**Exercise objective:**
Please show each line of the listing where "folder" is present.
(Records to process Opens)
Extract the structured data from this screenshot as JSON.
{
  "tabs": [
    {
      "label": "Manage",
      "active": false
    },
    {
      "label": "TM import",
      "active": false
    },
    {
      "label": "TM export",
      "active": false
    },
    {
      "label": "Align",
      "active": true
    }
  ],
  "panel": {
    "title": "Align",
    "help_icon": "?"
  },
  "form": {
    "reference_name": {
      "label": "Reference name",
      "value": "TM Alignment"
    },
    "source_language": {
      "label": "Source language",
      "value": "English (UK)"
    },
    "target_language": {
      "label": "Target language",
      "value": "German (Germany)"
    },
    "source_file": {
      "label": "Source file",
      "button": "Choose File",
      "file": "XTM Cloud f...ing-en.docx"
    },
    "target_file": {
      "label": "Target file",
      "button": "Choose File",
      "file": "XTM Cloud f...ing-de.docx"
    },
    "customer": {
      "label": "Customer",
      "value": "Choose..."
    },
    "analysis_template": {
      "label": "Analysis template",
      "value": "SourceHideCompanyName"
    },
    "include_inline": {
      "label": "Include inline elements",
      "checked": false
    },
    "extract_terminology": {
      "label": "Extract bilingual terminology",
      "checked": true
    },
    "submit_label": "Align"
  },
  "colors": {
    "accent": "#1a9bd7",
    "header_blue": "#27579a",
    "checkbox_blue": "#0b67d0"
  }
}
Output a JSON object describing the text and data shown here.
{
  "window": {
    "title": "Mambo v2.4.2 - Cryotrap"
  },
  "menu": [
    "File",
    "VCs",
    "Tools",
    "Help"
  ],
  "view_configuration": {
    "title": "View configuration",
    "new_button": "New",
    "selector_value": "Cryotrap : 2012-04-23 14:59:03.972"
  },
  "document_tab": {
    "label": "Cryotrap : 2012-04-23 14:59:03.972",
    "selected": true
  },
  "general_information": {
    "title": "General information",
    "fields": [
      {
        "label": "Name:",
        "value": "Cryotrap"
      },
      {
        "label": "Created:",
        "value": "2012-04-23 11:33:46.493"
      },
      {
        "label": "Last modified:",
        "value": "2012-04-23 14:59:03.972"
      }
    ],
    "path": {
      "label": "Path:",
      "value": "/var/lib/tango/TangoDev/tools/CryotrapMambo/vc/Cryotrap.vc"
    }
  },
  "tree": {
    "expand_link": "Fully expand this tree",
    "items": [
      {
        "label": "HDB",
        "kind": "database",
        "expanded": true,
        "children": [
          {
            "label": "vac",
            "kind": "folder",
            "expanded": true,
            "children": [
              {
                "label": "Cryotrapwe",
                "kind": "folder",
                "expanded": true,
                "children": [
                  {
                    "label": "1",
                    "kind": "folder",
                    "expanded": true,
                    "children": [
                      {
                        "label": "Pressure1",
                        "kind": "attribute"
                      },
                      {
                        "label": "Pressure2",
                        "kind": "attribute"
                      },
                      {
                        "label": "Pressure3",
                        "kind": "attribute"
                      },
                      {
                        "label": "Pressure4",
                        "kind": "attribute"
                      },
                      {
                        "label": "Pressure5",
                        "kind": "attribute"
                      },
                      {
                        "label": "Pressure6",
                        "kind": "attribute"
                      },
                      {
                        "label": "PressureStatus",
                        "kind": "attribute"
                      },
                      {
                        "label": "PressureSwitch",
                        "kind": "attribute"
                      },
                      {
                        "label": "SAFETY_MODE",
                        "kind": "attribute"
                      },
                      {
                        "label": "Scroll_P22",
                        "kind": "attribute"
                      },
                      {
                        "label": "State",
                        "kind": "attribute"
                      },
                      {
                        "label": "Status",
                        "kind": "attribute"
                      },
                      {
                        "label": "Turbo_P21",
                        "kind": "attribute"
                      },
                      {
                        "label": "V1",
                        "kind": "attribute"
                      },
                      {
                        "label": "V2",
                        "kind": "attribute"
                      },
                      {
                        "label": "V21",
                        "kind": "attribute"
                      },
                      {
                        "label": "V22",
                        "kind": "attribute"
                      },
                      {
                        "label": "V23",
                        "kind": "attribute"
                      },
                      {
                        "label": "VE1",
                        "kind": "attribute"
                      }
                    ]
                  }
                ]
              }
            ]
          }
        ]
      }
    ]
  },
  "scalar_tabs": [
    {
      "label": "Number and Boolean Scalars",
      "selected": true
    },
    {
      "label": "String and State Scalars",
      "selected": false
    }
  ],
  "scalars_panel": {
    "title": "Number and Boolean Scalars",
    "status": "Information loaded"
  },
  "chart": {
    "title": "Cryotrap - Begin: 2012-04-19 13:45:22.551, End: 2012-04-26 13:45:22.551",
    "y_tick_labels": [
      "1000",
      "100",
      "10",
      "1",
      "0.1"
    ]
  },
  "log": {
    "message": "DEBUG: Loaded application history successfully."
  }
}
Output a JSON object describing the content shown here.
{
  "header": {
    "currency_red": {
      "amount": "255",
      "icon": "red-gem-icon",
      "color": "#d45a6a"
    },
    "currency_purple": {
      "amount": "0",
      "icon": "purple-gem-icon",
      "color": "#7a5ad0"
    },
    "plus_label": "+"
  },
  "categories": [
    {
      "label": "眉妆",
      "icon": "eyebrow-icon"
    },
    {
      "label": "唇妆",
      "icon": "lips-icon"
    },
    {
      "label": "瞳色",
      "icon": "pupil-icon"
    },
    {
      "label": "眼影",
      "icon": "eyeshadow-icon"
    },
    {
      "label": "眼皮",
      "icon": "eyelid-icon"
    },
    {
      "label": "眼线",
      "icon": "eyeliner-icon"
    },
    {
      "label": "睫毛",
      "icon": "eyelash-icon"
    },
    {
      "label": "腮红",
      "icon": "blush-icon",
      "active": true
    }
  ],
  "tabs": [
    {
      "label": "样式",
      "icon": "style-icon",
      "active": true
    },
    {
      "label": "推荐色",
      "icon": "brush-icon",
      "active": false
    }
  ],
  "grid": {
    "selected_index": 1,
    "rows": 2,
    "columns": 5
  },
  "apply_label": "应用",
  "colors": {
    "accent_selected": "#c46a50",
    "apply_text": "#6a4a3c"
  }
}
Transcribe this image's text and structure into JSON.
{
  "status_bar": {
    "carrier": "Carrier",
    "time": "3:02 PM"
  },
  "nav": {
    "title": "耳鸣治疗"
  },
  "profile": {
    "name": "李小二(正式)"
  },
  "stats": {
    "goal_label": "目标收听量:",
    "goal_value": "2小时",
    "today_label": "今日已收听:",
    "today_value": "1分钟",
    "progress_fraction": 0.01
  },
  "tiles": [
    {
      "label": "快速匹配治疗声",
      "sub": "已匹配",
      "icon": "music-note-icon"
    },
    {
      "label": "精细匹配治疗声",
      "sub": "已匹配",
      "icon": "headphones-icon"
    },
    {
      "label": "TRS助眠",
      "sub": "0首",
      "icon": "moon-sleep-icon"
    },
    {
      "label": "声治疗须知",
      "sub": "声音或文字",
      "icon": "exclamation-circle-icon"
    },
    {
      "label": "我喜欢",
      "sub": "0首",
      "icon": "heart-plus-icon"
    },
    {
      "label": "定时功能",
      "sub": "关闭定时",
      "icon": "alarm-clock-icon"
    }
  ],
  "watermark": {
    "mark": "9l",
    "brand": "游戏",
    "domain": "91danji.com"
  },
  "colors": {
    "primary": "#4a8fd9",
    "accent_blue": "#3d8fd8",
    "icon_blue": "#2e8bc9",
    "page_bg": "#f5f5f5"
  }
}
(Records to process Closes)
**Answer section:**
            "kind": "folder",
                "kind": "folder",
                    "kind": "folder",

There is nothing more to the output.